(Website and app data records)
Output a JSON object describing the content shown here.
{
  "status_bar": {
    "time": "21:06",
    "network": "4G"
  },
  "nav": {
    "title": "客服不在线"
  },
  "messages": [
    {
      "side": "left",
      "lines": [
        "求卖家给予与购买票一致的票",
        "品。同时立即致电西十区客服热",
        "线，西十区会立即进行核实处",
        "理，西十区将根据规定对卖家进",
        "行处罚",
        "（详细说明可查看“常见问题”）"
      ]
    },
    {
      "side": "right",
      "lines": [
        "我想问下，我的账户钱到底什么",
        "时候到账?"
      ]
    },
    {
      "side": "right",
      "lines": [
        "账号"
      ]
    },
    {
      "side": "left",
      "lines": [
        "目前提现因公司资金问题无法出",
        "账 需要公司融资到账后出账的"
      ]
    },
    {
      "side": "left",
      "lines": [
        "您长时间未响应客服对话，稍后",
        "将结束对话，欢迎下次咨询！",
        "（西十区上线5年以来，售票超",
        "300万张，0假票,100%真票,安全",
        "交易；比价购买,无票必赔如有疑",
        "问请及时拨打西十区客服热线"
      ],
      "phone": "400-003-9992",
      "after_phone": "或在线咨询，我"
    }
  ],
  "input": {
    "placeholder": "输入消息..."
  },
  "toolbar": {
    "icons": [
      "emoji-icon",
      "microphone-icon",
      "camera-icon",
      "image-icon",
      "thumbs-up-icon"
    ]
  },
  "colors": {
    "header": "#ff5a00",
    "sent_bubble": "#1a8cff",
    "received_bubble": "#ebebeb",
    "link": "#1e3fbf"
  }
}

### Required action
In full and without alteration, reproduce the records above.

### Completed task
Output a JSON object describing the content shown here.
{
  "status_bar": {
    "time": "21:06",
    "network": "4G"
  },
  "nav": {
    "title": "客服不在线"
  },
  "messages": [
    {
      "side": "left",
      "lines": [
        "求卖家给予与购买票一致的票",
        "品。同时立即致电西十区客服热",
        "线，西十区会立即进行核实处",
        "理，西十区将根据规定对卖家进",
        "行处罚",
        "（详细说明可查看“常见问题”）"
      ]
    },
    {
      "side": "right",
      "lines": [
        "我想问下，我的账户钱到底什么",
        "时候到账?"
      ]
    },
    {
      "side": "right",
      "lines": [
        "账号"
      ]
    },
    {
      "side": "left",
      "lines": [
        "目前提现因公司资金问题无法出",
        "账 需要公司融资到账后出账的"
      ]
    },
    {
      "side": "left",
      "lines": [
        "您长时间未响应客服对话，稍后",
        "将结束对话，欢迎下次咨询！",
        "（西十区上线5年以来，售票超",
        "300万张，0假票,100%真票,安全",
        "交易；比价购买,无票必赔如有疑",
        "问请及时拨打西十区客服热线"
      ],
      "phone": "400-003-9992",
      "after_phone": "或在线咨询，我"
    }
  ],
  "input": {
    "placeholder": "输入消息..."
  },
  "toolbar": {
    "icons": [
      "emoji-icon",
      "microphone-icon",
      "camera-icon",
      "image-icon",
      "thumbs-up-icon"
    ]
  },
  "colors": {
    "header": "#ff5a00",
    "sent_bubble": "#1a8cff",
    "received_bubble": "#ebebeb",
    "link": "#1e3fbf"
  }
}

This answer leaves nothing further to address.